This race is a true handicap event in that it measures your fitness level based on your age, sex, height and weight! Following a victory at the Boston Marathon, Bill Rodgers said that his effort to run a 2:10 was not nearly as difficult as the effort of those who were “out there for 4 1/2 hours!” How would you stack up against those speedsters, the Hares, if you were able to factor out some reasons for running a 4 1/2 hour marathon? How good is your training?

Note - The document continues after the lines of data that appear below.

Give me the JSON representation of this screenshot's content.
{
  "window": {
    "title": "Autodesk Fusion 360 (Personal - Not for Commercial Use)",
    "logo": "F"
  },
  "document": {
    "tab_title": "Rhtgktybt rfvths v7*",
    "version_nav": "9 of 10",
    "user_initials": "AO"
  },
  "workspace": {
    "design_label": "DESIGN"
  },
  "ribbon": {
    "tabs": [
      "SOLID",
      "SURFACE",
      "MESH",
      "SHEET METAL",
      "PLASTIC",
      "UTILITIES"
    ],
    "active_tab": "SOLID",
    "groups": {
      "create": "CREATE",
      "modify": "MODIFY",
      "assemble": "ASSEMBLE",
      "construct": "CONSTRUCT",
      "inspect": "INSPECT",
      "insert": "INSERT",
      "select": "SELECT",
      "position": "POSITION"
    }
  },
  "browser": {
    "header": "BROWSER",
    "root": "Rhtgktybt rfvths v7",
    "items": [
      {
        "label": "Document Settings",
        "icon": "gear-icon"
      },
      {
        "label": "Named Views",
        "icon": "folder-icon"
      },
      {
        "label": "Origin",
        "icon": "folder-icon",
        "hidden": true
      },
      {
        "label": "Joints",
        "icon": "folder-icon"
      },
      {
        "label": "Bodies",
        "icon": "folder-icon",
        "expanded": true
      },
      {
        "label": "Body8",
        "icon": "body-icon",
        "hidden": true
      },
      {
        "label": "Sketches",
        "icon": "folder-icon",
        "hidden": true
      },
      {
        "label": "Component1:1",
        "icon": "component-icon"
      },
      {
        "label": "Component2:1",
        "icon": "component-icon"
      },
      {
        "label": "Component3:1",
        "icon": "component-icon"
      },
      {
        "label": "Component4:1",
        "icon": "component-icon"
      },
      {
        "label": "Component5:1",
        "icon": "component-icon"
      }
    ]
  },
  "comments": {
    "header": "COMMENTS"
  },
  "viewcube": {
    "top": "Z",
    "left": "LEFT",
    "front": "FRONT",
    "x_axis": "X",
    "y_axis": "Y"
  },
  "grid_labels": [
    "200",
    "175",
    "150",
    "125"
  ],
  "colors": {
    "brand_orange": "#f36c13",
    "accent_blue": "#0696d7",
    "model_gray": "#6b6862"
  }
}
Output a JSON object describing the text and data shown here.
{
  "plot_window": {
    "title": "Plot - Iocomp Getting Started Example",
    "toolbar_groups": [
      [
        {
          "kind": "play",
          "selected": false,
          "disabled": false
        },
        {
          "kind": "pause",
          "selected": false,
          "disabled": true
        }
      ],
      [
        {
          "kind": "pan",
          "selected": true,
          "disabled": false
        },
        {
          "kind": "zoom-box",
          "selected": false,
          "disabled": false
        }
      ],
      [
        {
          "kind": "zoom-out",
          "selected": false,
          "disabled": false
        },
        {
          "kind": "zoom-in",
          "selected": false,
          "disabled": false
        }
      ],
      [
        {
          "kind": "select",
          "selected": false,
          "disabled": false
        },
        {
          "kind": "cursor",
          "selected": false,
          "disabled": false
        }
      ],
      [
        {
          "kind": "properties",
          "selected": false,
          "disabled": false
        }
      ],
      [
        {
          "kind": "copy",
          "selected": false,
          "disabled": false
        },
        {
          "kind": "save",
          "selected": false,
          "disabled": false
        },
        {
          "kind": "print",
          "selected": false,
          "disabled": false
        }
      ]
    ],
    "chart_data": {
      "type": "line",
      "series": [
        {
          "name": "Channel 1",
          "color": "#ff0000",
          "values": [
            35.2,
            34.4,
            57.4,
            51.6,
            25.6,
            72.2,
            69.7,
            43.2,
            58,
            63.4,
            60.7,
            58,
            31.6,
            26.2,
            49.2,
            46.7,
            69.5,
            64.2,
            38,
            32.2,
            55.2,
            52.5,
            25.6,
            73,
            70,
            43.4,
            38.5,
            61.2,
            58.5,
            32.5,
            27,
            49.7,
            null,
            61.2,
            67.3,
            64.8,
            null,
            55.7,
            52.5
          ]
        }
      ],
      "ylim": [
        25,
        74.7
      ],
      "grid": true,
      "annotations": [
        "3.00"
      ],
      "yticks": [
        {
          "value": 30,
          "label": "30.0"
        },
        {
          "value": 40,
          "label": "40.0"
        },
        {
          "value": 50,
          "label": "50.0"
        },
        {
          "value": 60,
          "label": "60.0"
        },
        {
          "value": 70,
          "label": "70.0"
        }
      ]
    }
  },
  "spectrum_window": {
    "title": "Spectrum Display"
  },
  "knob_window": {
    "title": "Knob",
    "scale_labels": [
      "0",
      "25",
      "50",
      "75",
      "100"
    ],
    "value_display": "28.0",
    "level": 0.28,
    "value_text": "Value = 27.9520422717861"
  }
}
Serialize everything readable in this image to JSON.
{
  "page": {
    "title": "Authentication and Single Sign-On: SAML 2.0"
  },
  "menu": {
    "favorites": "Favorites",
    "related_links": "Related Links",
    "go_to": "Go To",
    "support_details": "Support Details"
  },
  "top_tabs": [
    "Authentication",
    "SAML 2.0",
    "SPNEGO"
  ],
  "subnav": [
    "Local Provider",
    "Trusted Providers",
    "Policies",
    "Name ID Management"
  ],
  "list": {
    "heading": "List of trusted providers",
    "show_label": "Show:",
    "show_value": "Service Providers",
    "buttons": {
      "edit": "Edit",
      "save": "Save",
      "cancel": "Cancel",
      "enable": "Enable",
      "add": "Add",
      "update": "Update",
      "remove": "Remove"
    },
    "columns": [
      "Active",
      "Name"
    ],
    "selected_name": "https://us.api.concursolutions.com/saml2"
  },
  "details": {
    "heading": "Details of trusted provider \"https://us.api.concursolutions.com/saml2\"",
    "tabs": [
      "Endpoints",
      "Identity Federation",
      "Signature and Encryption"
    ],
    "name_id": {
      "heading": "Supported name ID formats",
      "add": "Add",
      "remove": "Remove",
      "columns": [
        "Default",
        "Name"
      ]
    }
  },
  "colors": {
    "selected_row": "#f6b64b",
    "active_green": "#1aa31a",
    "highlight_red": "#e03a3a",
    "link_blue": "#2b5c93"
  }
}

Over the last several years, Woody Noleen and Bob Mutu have worked on handicap charts for our local running scene. Given that we run high altitude, we wanted to somehow factor in training at 6500 feet. We worked with charts from the National WAVA standards that are used by most races of this type, using local 5K race results to massage the data. We came with charts and a formula to measure performance and fitness levels based on four key body factors: age, sex, height and weight.
WAVA data indicated that runners aged 20-34 are in their prime. We therefore gave them no age handicap. All other runners get handicap seconds subtracted from their actual running time.
Women are generally not as fast as men at the 5K distance. Local race analysis showed us that for the prime age group 20-34, this differential was 2 minutes. As runners get older, this differential widened and topped out around 4 minutes. For children, it was less than 2 minutes until they get to be about age 19.
We used a height to weight ratio based upon local race times to develop additional handicaps. Men and women are not built the same and the race results clearly showed the handicap pattern was not the same for men and women.
The formulas we ended up with seemed refined enough and very workable. The Tortoise and Hare race became a true measurement of performance weighted for age, sex, height, and weight!
How does it work? At registration you will give us your age and sex. We will measure your height and weight, taken in your running gear. We will then compute your handicap according to the charts and use these seconds to determine your starting time.
The runner with the largest predicted handicap starts first. For the start, the clock is set at this number of seconds and begins counting down. Other runners start when their handicap time (written on their bib number at registration) comes up on the clock.
When the clock reaches zero, all runners have started and the clock then starts counting elapsed time for the race. Since handicaps were awarded at the start, the order of finish is therefore the actual standing in the race. (In addition to handicap times, we will also compute actual running times for all runners.)
The race is like a normal 5k in reverse. The Hares start well behind the Tortoises and have to catch them. The tortoises experience the fun of being in front. This can lead to pretty fast times for everybody, not to mention a very closely contested finish! It is not a predict event, so you do not have to try and hold onto a certain pace—just race!
How fast can you run a 5K if we factor out your age, sex, height, and weight?
Please, no dogs or baby strollers allowed on the course. Please do not trespass onto private property. Per PPRR race rules, headphones, i-pods, or MP3 players may not be used during the race. Those not in compliance will be disqualified.
Trophies are given to the 3 top finishers (with the handicap factored in)
This event started out many years ago as a straight prediction race with a mass start. The runners closest to their prediction were the winners.
In 2003, the format was changed to a handicap based on age, weight, height and gender. The staggered start adds extra excitement and encourages everyone to run flat out.
The weather can be wintry for this race, but heck, this is Colorado so that's no big deal.
The course is flat and on well-groomed dirt trails for about 2 miles and on cement sidewalks for about 1 mile. The elevation is slightly above 6000 feet.
From I-25, take the Bijou Exit (Exit 142)
more information from RRCA on the policy Following guidelines from the Road Runners of Clubs of America (RRCA), Pikes Peak Road Runners discourages and in most cases, does not allow use of headphones in its races. The rationale for this is simple: the majority of our races are held on trails, which are crowded with many other runners (and sometimes other trail users). Maintaining one’s sensory capacity during such situations is paramount for the safety of all participants.